Publication information

Northwestern Lancet
Source type: journal
Document type: editorial
Document title: “Anarchy vs. Insanity”
Author(s): anonymous
Date of publication: 15 September 1901
Volume number: 21
Issue number: 18
Pagination: 384-85

“Anarchy vs. Insanity.” Northwestern Lancet 15 Sept. 1901 v21n18: pp. 384-85.
full text
Leon Czolgosz (mental health); criminals; Leon Czolgosz (trial: predictions, expectations, etc.); McKinley assassination (personal response); Leon Czolgosz (trial: compared with Guiteau trial).
Named persons
Leon Czolgosz; Charles J. Guiteau; William McKinley.

Anarchy vs. Insanity

     An anarchist is defined in the Century dictionary as “one who seeks to overturn by violence all constituted forms and institutions of society and government, all law and order, and all rights of property, with no purpose of establishing any other system of order in the place of that destroyed.”
     Insanity has been briefly defined as “a disease of the brain with psychic manifestations.[”]
     If these definitions be reasonbaly [sic] accurate, Czolgosz, who attempted the assassination of President McKinley, is an anarchist, and is not insane.
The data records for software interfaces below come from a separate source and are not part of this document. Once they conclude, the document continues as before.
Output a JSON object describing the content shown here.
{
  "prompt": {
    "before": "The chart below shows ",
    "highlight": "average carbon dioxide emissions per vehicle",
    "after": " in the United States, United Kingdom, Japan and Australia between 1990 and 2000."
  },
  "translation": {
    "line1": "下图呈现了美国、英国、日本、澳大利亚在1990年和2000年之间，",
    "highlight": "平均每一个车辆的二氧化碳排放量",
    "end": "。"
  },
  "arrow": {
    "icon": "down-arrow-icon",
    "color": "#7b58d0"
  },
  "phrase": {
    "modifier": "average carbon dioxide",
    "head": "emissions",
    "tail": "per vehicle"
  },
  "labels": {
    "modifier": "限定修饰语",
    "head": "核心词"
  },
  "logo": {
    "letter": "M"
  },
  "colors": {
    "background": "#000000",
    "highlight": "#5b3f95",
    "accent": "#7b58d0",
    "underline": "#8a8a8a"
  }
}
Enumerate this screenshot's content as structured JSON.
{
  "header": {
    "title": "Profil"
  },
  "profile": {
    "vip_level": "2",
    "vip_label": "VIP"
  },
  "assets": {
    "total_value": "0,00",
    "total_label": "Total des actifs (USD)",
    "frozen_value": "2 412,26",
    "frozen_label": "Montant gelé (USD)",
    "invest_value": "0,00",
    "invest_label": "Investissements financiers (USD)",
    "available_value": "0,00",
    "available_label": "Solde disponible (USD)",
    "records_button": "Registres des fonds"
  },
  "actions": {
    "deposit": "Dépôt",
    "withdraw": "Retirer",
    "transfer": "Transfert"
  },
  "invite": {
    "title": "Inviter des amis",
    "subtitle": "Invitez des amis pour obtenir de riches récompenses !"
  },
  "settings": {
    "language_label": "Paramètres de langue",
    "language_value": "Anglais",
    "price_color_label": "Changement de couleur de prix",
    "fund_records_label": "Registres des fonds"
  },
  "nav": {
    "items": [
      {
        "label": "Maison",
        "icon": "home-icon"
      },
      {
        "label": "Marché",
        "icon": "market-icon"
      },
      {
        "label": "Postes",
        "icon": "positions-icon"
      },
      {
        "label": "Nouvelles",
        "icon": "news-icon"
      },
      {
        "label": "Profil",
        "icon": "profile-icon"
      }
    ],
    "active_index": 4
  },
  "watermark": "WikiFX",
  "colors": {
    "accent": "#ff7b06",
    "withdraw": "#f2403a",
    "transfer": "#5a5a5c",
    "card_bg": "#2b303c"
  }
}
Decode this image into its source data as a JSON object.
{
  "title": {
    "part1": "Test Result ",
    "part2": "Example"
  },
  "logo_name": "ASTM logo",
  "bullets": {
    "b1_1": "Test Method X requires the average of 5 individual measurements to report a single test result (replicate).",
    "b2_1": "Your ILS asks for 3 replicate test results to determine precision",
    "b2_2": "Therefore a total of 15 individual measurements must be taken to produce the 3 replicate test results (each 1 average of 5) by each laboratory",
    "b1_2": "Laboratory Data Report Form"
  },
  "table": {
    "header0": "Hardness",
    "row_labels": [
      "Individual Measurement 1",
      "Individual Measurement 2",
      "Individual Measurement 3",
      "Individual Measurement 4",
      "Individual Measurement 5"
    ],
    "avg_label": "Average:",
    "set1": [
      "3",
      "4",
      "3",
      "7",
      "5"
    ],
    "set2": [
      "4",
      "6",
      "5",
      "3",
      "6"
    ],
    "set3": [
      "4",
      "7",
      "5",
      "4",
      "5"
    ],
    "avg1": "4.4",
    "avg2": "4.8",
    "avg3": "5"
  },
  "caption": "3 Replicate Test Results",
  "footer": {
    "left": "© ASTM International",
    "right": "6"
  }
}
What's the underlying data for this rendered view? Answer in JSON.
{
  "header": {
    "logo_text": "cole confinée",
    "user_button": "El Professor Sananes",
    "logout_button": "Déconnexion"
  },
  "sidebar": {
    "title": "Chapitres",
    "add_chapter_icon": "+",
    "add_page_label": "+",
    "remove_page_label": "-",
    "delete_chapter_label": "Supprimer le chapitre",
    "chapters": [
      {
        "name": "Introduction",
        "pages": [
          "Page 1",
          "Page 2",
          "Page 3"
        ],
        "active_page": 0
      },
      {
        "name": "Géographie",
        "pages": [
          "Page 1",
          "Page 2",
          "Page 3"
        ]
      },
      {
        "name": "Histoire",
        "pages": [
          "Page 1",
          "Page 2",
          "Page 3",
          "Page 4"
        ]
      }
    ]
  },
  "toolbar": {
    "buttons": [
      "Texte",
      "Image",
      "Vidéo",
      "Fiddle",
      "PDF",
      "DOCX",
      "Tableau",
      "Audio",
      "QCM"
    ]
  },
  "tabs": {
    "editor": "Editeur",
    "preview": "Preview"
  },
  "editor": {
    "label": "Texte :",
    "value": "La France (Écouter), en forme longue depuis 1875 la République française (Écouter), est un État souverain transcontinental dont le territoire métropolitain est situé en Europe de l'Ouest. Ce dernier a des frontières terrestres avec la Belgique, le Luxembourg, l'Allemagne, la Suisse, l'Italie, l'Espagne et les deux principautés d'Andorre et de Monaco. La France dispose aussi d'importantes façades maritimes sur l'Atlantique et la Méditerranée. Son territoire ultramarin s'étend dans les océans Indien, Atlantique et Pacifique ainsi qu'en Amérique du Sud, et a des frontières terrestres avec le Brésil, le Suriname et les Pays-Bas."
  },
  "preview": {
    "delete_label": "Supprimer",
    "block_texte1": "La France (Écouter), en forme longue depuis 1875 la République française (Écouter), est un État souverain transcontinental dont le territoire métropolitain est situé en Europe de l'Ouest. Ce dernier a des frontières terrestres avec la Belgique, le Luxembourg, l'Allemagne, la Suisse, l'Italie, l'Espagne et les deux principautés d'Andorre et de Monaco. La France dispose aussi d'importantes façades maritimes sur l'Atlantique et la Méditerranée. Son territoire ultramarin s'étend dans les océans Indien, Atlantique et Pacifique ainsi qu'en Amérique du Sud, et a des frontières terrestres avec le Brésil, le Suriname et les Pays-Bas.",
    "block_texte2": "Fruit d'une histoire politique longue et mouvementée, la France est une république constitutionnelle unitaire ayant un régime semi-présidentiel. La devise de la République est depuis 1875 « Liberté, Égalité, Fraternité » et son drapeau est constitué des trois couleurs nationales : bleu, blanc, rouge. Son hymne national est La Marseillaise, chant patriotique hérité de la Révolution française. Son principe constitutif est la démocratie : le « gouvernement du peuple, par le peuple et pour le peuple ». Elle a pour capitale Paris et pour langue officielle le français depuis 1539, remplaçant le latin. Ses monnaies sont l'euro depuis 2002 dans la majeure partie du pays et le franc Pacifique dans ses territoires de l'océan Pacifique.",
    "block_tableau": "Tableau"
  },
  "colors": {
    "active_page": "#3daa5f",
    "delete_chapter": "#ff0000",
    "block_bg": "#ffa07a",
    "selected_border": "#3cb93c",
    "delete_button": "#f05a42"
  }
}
It is a difficult matter, however, to place the individual in his proper class.
     He may be a pure criminal, born of criminal parentage and brought up in criminal surroundings, and manifesting his propensities by petty criminal acts, which stamp him early in life as a criminal.
     On the other hand, he may be born with a bad heredity behind him, with criminal or disease tendencies, growing among better environment than his ancestors, yet in his development circumstances or disease may interrupt his growth, and he become a crank, an ambitious paranoiac, unrecognized until a criminal act stops his career.
     A third class are those who are self-constituted reformers, or belong to a class of governmental or social rebellionists. They are easily swayed by argument, emotion or impulse, being ready to seek notoriety even when they know that in consequence of their act they may be deprived of life or the rights of citizenship. They are deficient in many ways, physically, intellectually and morally, yet have reason and judgment, and are capable of determining right from wrong.
     Who shall decide their classification? Who is [384][385] responsible for their growth? And who shall determine their end?
     It hardly seems probable that trial or punishment of Czolgosz will be delayed. The deed was premeditated, planned by a body of anarchists, perpetrated, and witnessed by responsible parties. A question of insanity could not be raised with safety, and would not be entertained by any jury. The fury and indignation of the people of the United States demand the protection of its president, as well as the disorganization of bodies thought to be treasonable.
     The case against the assassin seems clear, the presumption is strong that he is sane, and justice demands that he should be punished and that the instigators who prompted the crime and who promote doctrines that appeal to and dominate weak natures should be rigidly suppressed, not only to protect our government officials, but to protect those of ill-balanced brain from passing the border line of sanity.
     The trial, conviction and execution of Guiteau, which occupied the courts of justice for months, will not bear repetition. It will be remembered that a large number of medical experts testified that Guiteau was sane, and responsible. The real point in issue, however, was, whether or not there existed a form of insanity known as “moral insanity.” This was the rock upon which many of the experts split. As might have been expected, the jury, confused by the mass of testimony, convicted the murderer. The autopsy demonstrated beyond a question of doubt that the brain of the assassin was grossly defective, as well as grossly diseased.
     The cases of Guiteau and Czolgosz are not similar in detail, and the question of insanity should not enter into the question of punishment.